    Nice video Karen. Your next one should be about choosing a caulking gun – you could do a side by side comparison. The good ones (like yours) have a smooth plunger rod so you can apply nice even pressure — unlike the cheap ratchet plunger rods, which also don’t have a lever to relieve the pressure. The good caulking guns also have a spout cutter (as well as the seal punch that you alluded to) on the handle. (Can you imagine a contractor carrying scissors up a ladder so he could cut open a new tube of caulking?)

    Friends don’t let friends by bad tools. Don’t buy a cheap caulking gun – the good ones are only about $5 more.

    • Karen says:

      Yes! The elusive cutter! It’s hard to find a caulking gun that has all the bells and whistles. I had one that had it all once. :( No more. ~ karen!

  29. robert says:

    I will remember you to change the Kimye reference if nothing happens to me by then, I would swear it on any of their fashion friends job but in that job environment climate who knows
    And now to inspect all the house for cracks and gaps

  30. Cynthia says:

    Don’t you hate the way the goopy bit on the end drops off and you don’t notice it until it has dried, that cat eats it, or it’s been smushed into the floorboards with your foot.

    Is too a word.

    I go over my “caulking”. You Canadians use weird words. It’s Spakfilla. Verb being “Spaking”. I get a chunk of cotton muslin and dampen it slightly and run it over the Caulk I have Caulked. Makes it so nice and smooth and a neat smishy line between the wall and the skirting board.

    • Gillian says:

      Cynthia I’m from Australia and Spakfilla (a product) here is used more for filling in dents in the wall before painting and caulking and it has a different consistency and needs to be sanded before being painted (various product names are used such as ‘No More Gaps’).

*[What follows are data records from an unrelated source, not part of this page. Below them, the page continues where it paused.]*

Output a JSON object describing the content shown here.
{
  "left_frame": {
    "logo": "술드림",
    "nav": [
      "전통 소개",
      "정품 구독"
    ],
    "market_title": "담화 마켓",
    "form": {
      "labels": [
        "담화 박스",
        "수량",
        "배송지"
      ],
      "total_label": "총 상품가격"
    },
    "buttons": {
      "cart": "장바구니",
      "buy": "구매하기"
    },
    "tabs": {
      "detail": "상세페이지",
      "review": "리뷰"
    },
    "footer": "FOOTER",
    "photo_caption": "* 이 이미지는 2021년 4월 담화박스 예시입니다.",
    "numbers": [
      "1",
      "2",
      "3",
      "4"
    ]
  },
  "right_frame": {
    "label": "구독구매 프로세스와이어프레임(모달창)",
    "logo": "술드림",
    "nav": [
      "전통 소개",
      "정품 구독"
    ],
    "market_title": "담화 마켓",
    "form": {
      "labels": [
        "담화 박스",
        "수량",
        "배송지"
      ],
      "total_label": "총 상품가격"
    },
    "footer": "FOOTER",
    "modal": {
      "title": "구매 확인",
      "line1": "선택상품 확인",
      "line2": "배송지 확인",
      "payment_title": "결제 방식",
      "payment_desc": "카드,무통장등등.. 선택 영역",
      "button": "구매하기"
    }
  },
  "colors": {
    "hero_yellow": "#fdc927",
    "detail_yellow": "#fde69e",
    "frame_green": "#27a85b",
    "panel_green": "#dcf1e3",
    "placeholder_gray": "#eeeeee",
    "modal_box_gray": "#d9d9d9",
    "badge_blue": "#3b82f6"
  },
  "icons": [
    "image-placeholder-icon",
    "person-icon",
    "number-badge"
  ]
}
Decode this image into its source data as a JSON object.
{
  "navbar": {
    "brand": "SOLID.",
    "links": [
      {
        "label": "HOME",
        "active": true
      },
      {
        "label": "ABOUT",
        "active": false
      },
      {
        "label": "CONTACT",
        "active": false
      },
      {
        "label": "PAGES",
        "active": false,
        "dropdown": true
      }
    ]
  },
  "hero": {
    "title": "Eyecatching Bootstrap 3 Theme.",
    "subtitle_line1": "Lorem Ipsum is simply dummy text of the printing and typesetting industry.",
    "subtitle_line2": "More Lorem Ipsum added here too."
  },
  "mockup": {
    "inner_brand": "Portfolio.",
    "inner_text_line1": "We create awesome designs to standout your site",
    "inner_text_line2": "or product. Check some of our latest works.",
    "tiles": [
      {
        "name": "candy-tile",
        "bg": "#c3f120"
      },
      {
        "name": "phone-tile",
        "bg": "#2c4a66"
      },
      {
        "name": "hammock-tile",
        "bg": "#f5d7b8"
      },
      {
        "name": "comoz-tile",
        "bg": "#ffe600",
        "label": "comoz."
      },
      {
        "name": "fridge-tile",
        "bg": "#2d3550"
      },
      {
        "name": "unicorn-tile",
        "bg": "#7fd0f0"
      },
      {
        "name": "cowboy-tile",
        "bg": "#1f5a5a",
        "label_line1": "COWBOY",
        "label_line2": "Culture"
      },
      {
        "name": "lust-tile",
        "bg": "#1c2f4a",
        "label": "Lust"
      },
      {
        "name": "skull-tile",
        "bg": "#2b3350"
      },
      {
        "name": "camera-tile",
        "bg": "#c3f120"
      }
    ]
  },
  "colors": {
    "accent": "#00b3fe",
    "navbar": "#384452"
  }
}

Leave a Reply

Your email address will not be published. Required fields are marked *